Generally speaking, when you cross a border you have fewer Fourth Amendment protections from a search than you do if you’re in your home, office, or car. The federal court in Massachusetts may narrow what the government can do, but, for now, you have dramatically fewer protections when you cross a border.

At the same time, virtually every lawyer traveling for business will carry a laptop and a smartphone. And phones and laptops contain vast amounts of client data.

A lawyer has a duty to take reasonable steps to keep client confidences. ABA Model Rule 1.6(c) says that “[a] lawyer shall make reasonable efforts to prevent the inadvertent or unauthorized disclosure of, or unauthorized access to, information relating to the representation of a client.” In the wake of increased concern about cybersecurity, the ABA released ethics opinion 477 which says, among other things, that a lawyer has a duty to take reasonable steps to prevent client confidence or privileged material from being accessed by others, and has a duty to keep up to date on when and how that may foreseeably happen.

Lawyers, therefore, have a duty to think about how to protect the client data that they have from being searched by Homeland Security when they cross a border.

So what’s a lawyer traveling internationally to do?

Happily, the ABA recently had a meeting in Vancouver, British Columbia. Anticipating that hundreds of American lawyers would go through U.S. border control on the way home, the ABA issued an advisory telling lawyers what they ought to do as they cross the border into the United States. If you’re traveling internationally and you’re a lawyer, you’d do well to read the advisory.

The watch word for all of this is that you should do what’s reasonable to protect confidential information. Different clients may have different cybersecurity needs. If you have a practice where you do real estate closings, the steps you take to protect your clients’ information may be different than the steps you’d take if you representing clients who are actively under investigation by the U.S. intelligence community. It does appear that U.S. Customs is not investing time in randomly searching devices – if they’re looking at your laptop, it may be because they think there’s something on it that they’re interested in. This can reasonably affect your decisions about what steps to take.

In a nutshell, here are some things you should think about doing before you travel internationally:
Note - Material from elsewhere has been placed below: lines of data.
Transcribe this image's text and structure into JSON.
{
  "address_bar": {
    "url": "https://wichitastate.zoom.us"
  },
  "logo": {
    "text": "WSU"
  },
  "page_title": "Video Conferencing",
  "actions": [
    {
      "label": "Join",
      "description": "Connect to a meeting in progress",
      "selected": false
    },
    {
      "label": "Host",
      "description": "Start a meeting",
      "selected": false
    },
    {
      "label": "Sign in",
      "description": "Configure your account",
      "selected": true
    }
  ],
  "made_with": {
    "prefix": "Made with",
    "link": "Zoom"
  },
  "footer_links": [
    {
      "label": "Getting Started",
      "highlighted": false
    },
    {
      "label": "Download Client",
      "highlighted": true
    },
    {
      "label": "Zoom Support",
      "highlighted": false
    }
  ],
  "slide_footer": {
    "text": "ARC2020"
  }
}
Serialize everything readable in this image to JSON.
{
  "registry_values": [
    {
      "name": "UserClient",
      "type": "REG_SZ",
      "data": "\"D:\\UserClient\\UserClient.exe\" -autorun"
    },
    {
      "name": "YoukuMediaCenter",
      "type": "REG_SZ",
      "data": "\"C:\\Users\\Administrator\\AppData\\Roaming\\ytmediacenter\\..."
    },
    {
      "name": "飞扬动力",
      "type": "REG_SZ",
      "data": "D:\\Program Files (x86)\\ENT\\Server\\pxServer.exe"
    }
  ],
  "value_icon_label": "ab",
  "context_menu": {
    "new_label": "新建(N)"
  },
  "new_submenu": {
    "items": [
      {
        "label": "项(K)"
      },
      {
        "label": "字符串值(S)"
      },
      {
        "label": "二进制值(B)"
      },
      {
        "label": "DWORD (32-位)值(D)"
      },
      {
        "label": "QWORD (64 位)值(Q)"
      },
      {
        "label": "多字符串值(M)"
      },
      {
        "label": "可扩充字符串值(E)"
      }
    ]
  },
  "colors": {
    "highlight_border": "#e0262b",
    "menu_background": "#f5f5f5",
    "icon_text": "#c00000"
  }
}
  • Think about whether you need to have a device that contains client information when you cross the border. If you can do without that device, just don’t bring it.
  • Minimize the number of files that contain client information on your devices as you cross the border. For example, if you have Outlook on your phone, you can delete it then reinstall it after you cross the border. If you have documents on a cloud server that sync to your laptop, you can take them off of your device and resync after you cross the border.
  • Bring a burner laptop and/or phone that doesn’t have client confidences on it.
  • Encrypt your client files before you cross the border so that they can only be accessed with a password. (although see below on what happens if you refuse a demand for the password)
  • Disconnect your device from the internet (whether through wifi or a cellular connection)
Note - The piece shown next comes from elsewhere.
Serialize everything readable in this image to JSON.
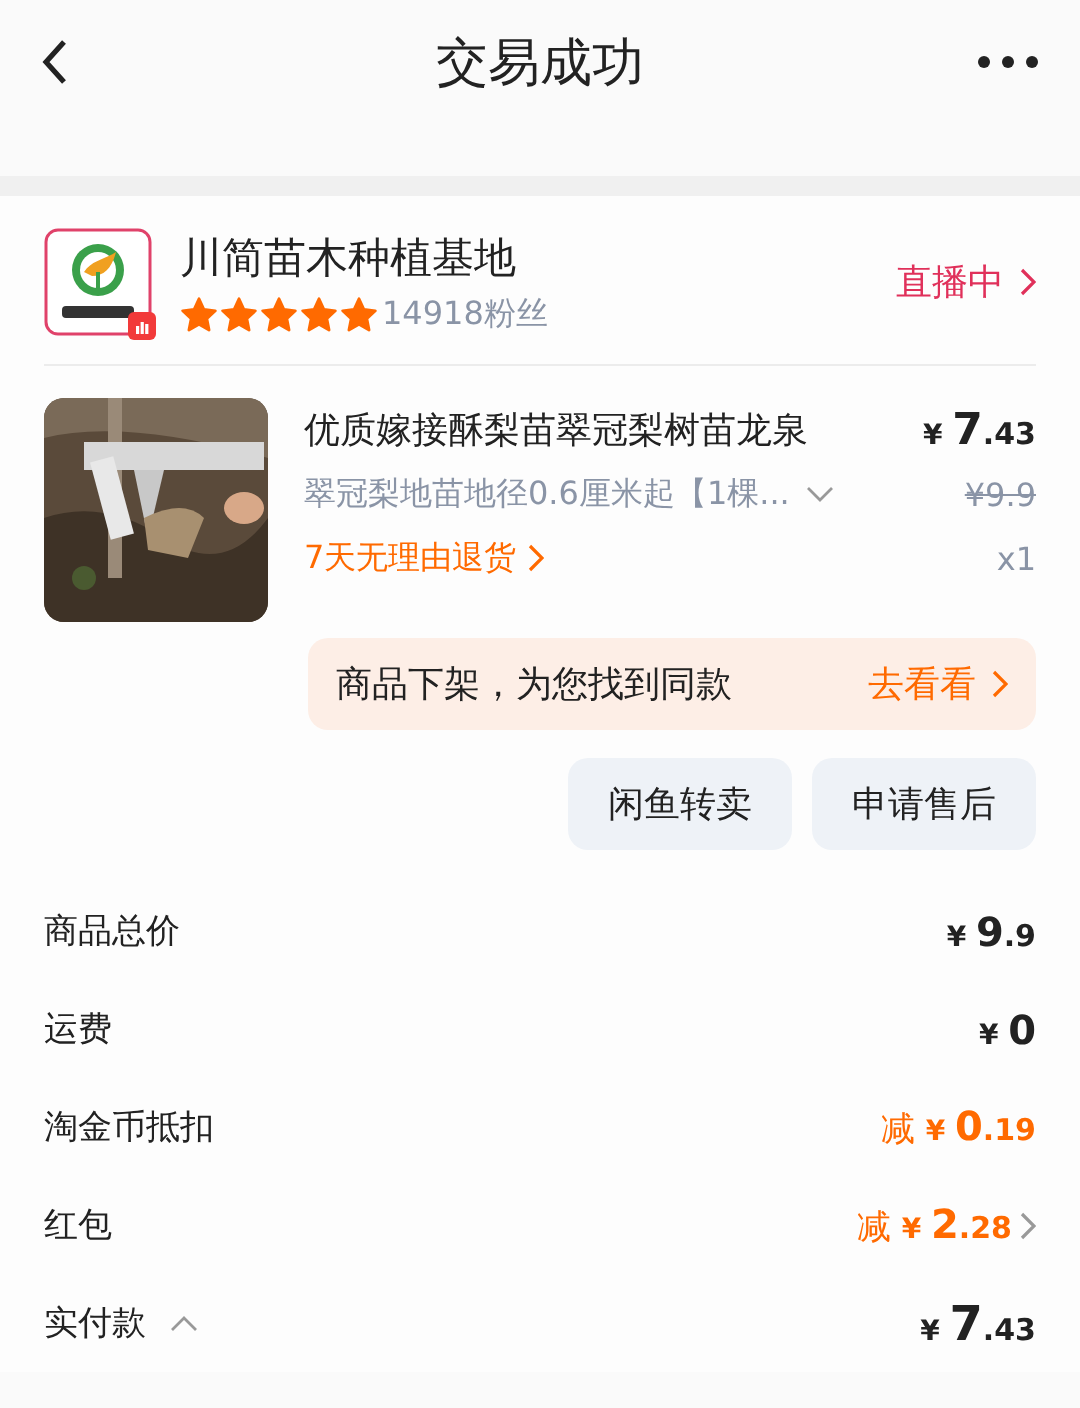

If you are stopped by Homeland Security and they decide to search your devices, know that they have a process for handling information than may be privileged. The directive is here (Section 5.2 is the one you want to read). Homeland Security is supposed to respect the privilege and set up a taint review process, similar to what the Department of Justice does if it gets potentially privileged information when executing a search warrant. To get the benefit of this directive, you should:

  • Identify yourself as a lawyer and tell the border officer you have client confidences on your device. You may want to have something on you that buttresses that claim, like a bar card or a business card.
  • Identify what files, emails, email addresses, etc. may be privileged on your devices. You probably want to think through this before you come to the border.
  • Be clear on whether the officer is making a request or a demand for, say, a password. If the officer is making a demand, you’re likely not going to get the device back until you do what he’s demanding. Though, depending on the device and the data, that may be your only option to comply with your professional duties.
  • If you’re subject to a search, think about whether you need to notify your clients. Depending on the data and the search, you may need to.

All of this is a massive pain. I wouldn’t be surprised if most lawyers crossing the border don’t do much of this. Though, of course, that’s no reason not to do it.

Finally, all of this guidance has to do with crossing a United States border. If you read the ABA’s guidance before the Vancouver meeting closely, you’ll notice that there isn’t much discussion about what happens when you cross the border into Canada. If you’re going to another country, you may want to spend a few minutes looking into what protections your client data needs when you cross that border.

It’s a shrinking world. For many of us, it’s now routine to have clients all over the world.

We just have to protect our client information when we do.

May 28, 2019